My experience is that I climbed all the high passes on a route from Nice + Menton north to Thonon on Lake Geneva -- but I did not ride them all in a continuous sequence -- instead I climbed over them as part of loop routes together with other nearby roads and cols -- during four separate weeks over three years. I found this "piece-wise" approach rather interesting, often enjoyable and/or exciting -- no regrets on not having done it "straight through" -- hope I get to do several of those loops and climbs again. (Looked to me like at least 85% of the other riders I saw on most of the climbs were not doing it straight through either.)
Some thoughts on the overall route:
I think a better base for planning a Sea to Lac cycling route over the high passes is www.chez.com/bikeevasion/alpes.htm
Below are some comments about alternatives for specific sections -- and a sequence List of cols.
Specific sections (south to north):
What about the notorious "old military road" (mostly on gravel) over Colle della Finestre in Italy between Sestriere and Susa? Myself I didn't think the views were worth the extra labor (versus the valley road thru Oulx). Probably the views would have seemed more worthwhile in early season with snow, but still that's a lot of gravel and a lot of extra climbing. (If you like that sort of thing, also consider Cormet d'Areches instead of Cormet de Roselend.)

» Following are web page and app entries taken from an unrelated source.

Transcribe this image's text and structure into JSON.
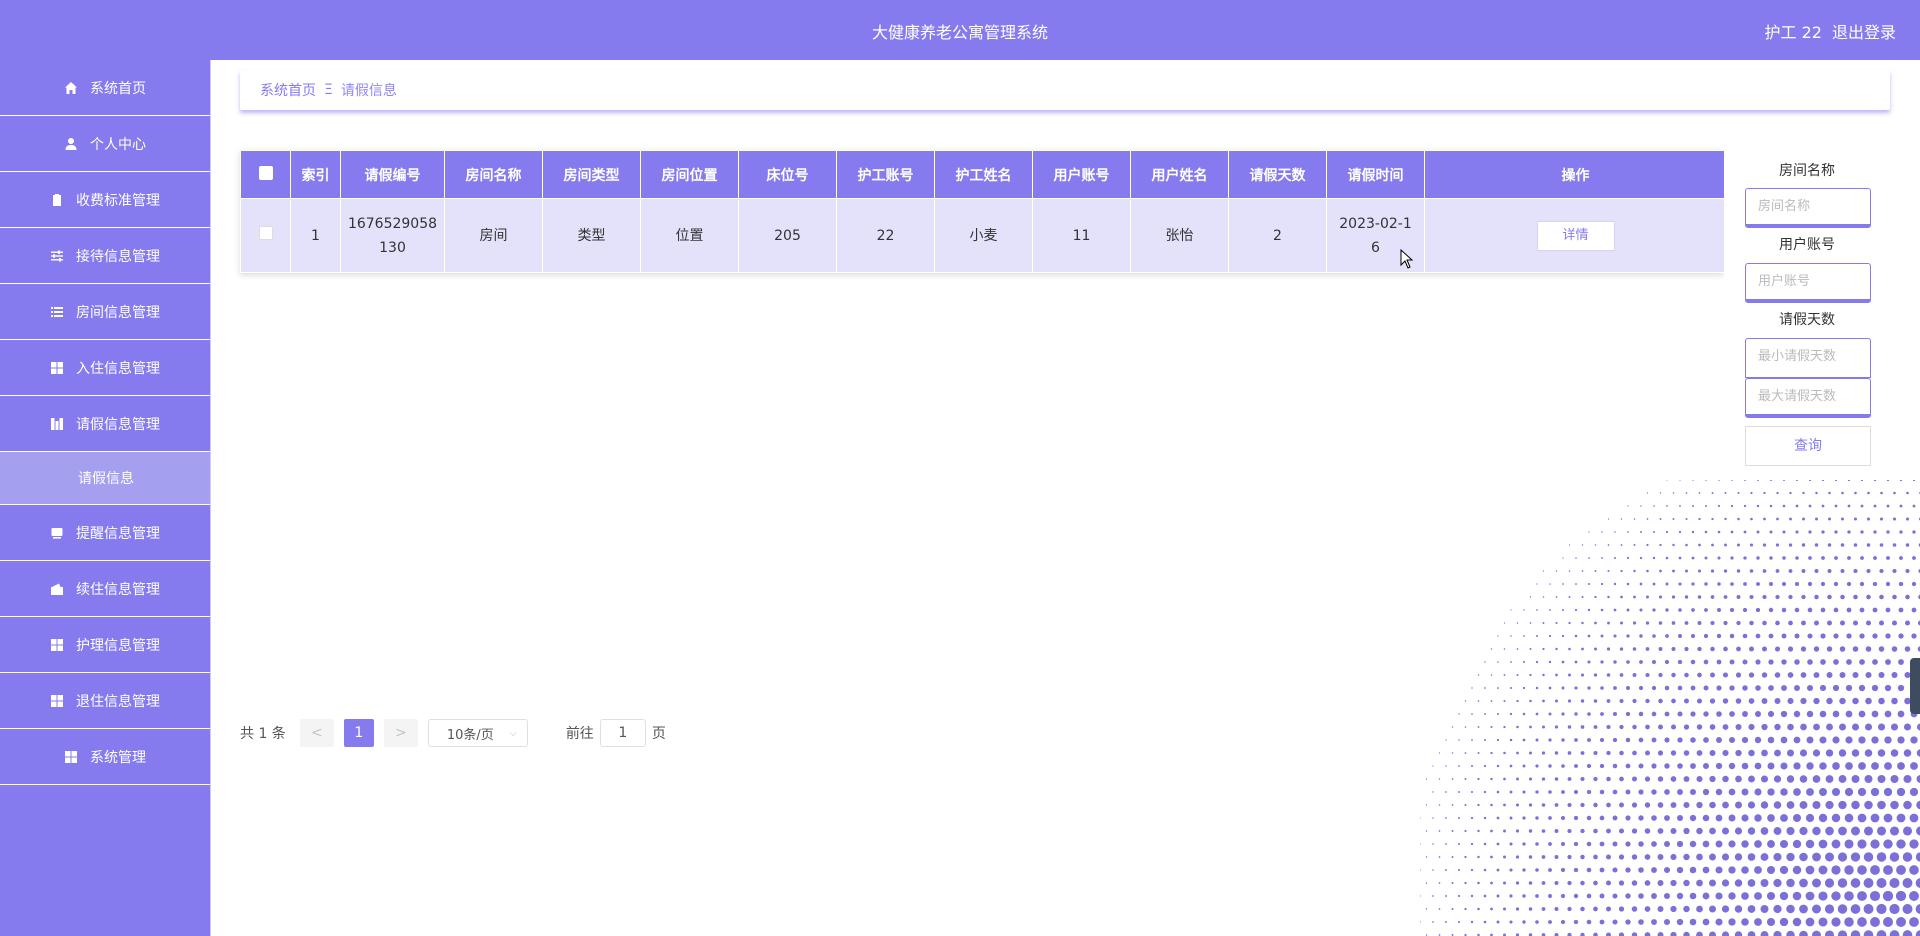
{
  "header": {
    "title": "大健康养老公寓管理系统",
    "user": "护工 22",
    "logout": "退出登录"
  },
  "sidebar": {
    "items": [
      {
        "label": "系统首页",
        "icon": "home-icon"
      },
      {
        "label": "个人中心",
        "icon": "user-icon"
      },
      {
        "label": "收费标准管理",
        "icon": "clipboard-icon"
      },
      {
        "label": "接待信息管理",
        "icon": "sliders-icon"
      },
      {
        "label": "房间信息管理",
        "icon": "list-icon"
      },
      {
        "label": "入住信息管理",
        "icon": "grid-icon"
      },
      {
        "label": "请假信息管理",
        "icon": "chart-icon"
      },
      {
        "label": "请假信息",
        "sub": true
      },
      {
        "label": "提醒信息管理",
        "icon": "monitor-icon"
      },
      {
        "label": "续住信息管理",
        "icon": "wallet-icon"
      },
      {
        "label": "护理信息管理",
        "icon": "grid-icon"
      },
      {
        "label": "退住信息管理",
        "icon": "grid-icon"
      },
      {
        "label": "系统管理",
        "icon": "grid-icon"
      }
    ]
  },
  "breadcrumb": {
    "home": "系统首页",
    "separator": "Ξ",
    "current": "请假信息"
  },
  "table": {
    "headers": [
      "索引",
      "请假编号",
      "房间名称",
      "房间类型",
      "房间位置",
      "床位号",
      "护工账号",
      "护工姓名",
      "用户账号",
      "用户姓名",
      "请假天数",
      "请假时间",
      "操作"
    ],
    "rows": [
      {
        "index": "1",
        "leave_no": "1676529058130",
        "room_name": "房间",
        "room_type": "类型",
        "room_location": "位置",
        "bed_no": "205",
        "nurse_account": "22",
        "nurse_name": "小麦",
        "user_account": "11",
        "user_name": "张怡",
        "leave_days": "2",
        "leave_time": "2023-02-16",
        "action": "详情"
      }
    ]
  },
  "search": {
    "room_name_label": "房间名称",
    "room_name_placeholder": "房间名称",
    "user_account_label": "用户账号",
    "user_account_placeholder": "用户账号",
    "leave_days_label": "请假天数",
    "min_days_placeholder": "最小请假天数",
    "max_days_placeholder": "最大请假天数",
    "query_button": "查询"
  },
  "pagination": {
    "total": "共 1 条",
    "prev": "<",
    "current_page": "1",
    "next": ">",
    "page_size": "10条/页",
    "goto_prefix": "前往",
    "goto_value": "1",
    "goto_suffix": "页"
  },
  "colors": {
    "accent": "#857bee",
    "row_bg": "#e4e1fb",
    "sub_menu_bg": "#a59ff0"
  }
}
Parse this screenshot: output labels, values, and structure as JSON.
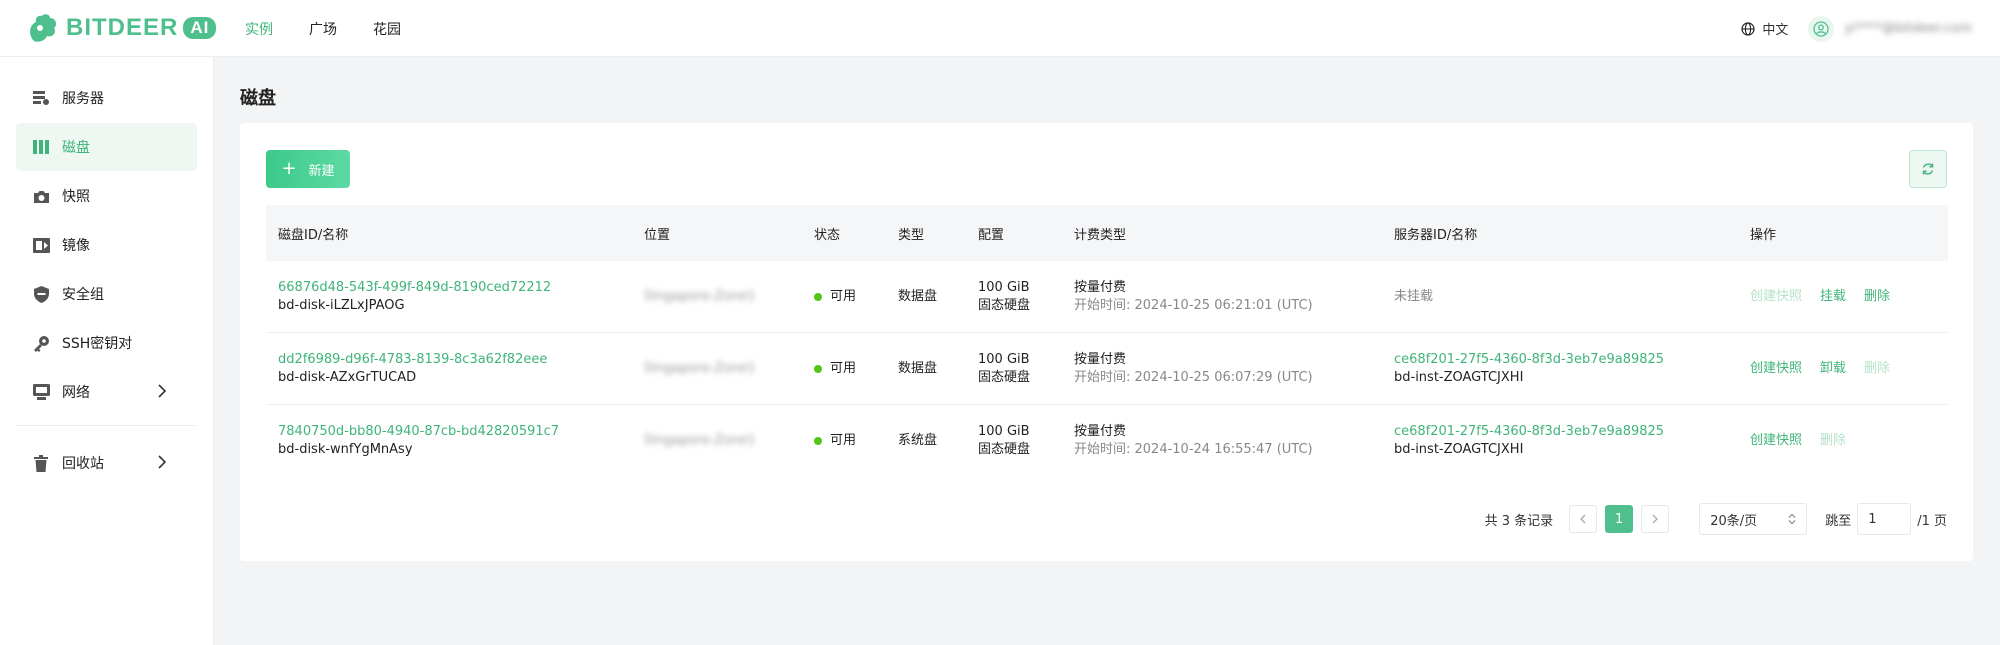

Seems to me that adventurous riders seeking a truly "Grand" connection on its northern end to the Lac should consider trying to figure out it it's possible to work out a route which finishes with some truly grand views of the Mont Blanc massif -- possibly using like the Passy - Servoz road to Chamonix, then over two cols into Switzerland and finish at the east end of Lac Leman / Lake Geneva. (I'm guessing the main reason the official car-driving route does not do this is in order to keep the route completely within the boundaries of France, but I fail to see why a cyclist visitor to modern Europe needs to be so constrained.)
08oct: I did try that: see report on riding "grander" northern section
List of cols (and some cities) -- south to north:
(some cyclists start in Antibes or Nice)
(some cyclists) Grasse - Col de la Sine - Col de Bleine - Gorges du Cians - Col de la Couillole to St Sauveur sur Tinee
(most cyclists) Col de la Bonette (2715m) - optional Cime de Bonette (2802m) - Restefond to Jausiers
(some cyclists) Col de Montgenevre - Italy - Susa / Col du Mont Cenis to Lanslevillard
(some cyclists) Cluses - Araches - Taninges - Pras de Lys - Col de la Ramaz - Col Jambaz - Col Terramont - Habere-Poche
A helpful English-language resource for many of the higher cols is www.grenoblecycling.com
more . . .
concept words: roberts Europe European visit trip vacation holiday American visitor report reports
bicycling: bicycle bicycling bike bikes bicycles bicyclist cycle cyclist cycling touring riding rider riders
routes: route routes ride rides tour tours map maps
places: place river valley state country region regions area areas city town village
fahrrad rad radfahren radtour touren routen velo tour tours route routes velotour cyclisme
bici bicicletta percorso itinerario visita giro turistico
Schweiz Suisse Svizzera Suiza Italia Italie Frankreich Francia Monte Bianco hautes cols alta alto h÷he